Aside from the current non starting situation, I’ve been somewhat stressed by the oil pressure gauge remaining higher that it should be at times. Now Sal tells me it may just be a bad connection to the gauge but there have been drives when the gauge goes to the maximum of 10+ PSI and stays there for the whole trip, even at idle.
I did check the oil and water levels and they seemed good. Of late, the pressure gauge has stayed within normal operating limits but it still catch my eye when I’m driving.
The good ol’ 5-8 slow down warning and cut out is always a pain. The worse occurrence happened early in the morning on my way to the Bathurst 12 hour. It happened because I got caught in a traffic jam on the freeway at 6am! Go figure. I put up with the cut outs for a little while longer before I decided that they weren’t going away and replaced the part. The good thing is with the replacement is that if there is one things I’ve had a lot of experience with on this car, it is fixing thermocouple ECU issues!
I’ve also had the usual bangs and scrapes of the nose which is annoying. Speed bumps and steep driveways are generally the culprits, most of which you can’t spot readily from the drivers seat. It always sounds much worse than it is, but it is still like a dagger in the back when it happens.
Another annoying thing is that the screws that hold in the roof clips regularly work their way loose. This is no doubt because of all the bumps and jarring suffered by the car on the poor local roads. You just need to remember to tighten the screws regularly or else they drop out while you are driving along, which can be very distracting when you try and find where they have gone in the cabin.
A largely maintenance free year, with lower ownership costs. That has mean I’ve got a lot of driving in for the year which is why I bought the car in the first place. There is nothing like taking the car out early on a Sunday, doing a complete drive, no stops and returning before most people are even awake. Makes a great way to kick off a week.
All in all a great year for driving the car.
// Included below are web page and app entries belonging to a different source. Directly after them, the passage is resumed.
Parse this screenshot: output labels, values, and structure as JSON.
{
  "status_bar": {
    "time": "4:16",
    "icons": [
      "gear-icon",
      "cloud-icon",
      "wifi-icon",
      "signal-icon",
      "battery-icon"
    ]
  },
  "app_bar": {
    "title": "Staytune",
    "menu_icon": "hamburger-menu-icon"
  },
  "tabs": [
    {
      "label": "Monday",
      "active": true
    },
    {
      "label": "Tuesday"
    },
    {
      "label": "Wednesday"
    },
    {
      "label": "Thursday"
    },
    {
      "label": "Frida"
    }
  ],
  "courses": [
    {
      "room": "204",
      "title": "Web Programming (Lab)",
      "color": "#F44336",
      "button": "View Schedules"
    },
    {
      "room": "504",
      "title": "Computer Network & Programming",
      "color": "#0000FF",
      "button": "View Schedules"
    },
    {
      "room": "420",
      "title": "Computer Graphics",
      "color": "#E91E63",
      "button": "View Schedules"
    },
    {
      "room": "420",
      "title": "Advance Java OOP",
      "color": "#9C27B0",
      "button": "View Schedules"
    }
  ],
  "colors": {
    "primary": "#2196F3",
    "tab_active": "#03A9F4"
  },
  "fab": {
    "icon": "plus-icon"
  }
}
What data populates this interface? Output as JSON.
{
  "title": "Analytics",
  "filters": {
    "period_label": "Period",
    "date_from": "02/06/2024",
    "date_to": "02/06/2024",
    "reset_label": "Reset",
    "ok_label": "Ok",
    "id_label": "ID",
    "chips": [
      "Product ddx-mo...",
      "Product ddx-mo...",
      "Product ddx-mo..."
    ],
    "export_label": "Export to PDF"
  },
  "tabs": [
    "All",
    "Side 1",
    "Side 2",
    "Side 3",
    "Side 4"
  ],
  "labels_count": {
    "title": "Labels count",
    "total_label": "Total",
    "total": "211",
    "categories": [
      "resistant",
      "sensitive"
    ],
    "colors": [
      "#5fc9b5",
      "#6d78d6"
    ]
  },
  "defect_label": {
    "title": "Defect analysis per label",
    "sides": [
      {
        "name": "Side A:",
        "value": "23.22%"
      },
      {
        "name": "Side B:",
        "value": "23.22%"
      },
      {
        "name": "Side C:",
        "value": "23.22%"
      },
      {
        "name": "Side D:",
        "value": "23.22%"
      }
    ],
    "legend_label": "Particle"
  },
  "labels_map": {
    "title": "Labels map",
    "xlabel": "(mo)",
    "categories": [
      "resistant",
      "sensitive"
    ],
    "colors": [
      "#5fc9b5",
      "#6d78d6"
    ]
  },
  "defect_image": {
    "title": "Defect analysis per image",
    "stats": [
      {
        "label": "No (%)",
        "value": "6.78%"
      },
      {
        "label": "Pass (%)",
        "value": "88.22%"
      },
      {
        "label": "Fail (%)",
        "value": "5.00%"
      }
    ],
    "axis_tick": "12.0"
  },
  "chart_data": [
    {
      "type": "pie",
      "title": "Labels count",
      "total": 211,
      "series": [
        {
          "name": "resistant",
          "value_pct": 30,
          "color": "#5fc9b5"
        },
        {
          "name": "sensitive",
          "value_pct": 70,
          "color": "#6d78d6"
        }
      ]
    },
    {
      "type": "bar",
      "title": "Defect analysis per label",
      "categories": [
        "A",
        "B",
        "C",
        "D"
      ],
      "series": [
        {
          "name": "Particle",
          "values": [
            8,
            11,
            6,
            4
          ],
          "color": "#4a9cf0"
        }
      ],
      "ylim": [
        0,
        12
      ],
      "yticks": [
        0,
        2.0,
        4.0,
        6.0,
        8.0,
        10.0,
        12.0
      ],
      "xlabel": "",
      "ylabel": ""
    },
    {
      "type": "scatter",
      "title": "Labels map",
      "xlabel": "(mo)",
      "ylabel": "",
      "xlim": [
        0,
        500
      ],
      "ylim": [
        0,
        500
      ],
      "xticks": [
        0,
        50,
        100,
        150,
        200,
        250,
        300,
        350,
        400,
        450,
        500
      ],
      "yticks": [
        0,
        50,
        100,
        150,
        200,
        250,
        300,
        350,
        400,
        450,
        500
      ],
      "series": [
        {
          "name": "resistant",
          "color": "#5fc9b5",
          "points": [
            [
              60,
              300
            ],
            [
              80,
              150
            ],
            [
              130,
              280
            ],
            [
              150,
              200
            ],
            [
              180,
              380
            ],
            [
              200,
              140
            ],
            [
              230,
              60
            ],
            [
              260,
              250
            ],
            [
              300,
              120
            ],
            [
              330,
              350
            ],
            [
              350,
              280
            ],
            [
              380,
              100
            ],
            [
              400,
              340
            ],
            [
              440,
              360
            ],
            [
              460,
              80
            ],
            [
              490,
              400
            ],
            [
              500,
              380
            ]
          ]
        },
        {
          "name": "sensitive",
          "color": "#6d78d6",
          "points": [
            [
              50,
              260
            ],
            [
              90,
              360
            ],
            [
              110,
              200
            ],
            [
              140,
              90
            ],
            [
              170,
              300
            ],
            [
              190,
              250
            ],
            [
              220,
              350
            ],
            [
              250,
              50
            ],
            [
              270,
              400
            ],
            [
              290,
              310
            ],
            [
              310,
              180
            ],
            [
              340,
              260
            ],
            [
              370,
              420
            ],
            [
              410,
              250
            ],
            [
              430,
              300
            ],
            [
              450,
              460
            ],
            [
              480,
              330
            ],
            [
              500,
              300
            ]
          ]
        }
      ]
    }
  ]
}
Although this is currently tainted somewhat with the current non-starting issues I will admit.
I will admit that I haven’t kept an eye on prices that much in the last twelve months. Doing so takes a lot of time and effort, unfortunately I haven’t had a lot spare to devote to the tasks.
However, as I look at the market today I feel that the car at worst, has retained it’s value and at best has increased maybe 10 – 20%. I think once I sort out a few issues with my car, like the cracked bumper, I would expect the value to increase. There are still things that need to be done to the car to continue to improve its value but they aren’t that major. So all in all, once the belt service has been done, the cracked bumper fixed, new tyres and the current non starting issue solved the car would be at its current peak resale value I feel. Not that I’m contemplating selling, but at that point all the major issues have been taken car of.
So at the moment the car is as broken as it’s ever been unfortunately. In short, it won’t crank which is frustrating and in someway taints this trip down the memory lane. However, that aside, the last 12 months have been very enjoyable F355 motoring. Driving time was up and costs were down so I really can’t complain at all.
The next 12 months will see a major service with the belts being changed, new tyres and hopefully the cracked bumper finally properly repaired. With all that done and the car back on the road, I’ll be a happy camper.
There may also be another opportunity for a trip to the land of Ferrari coming in 2018 but I’ll share more details on that as it gets close.
Until then, thanks for following along and roll on year six of ownership.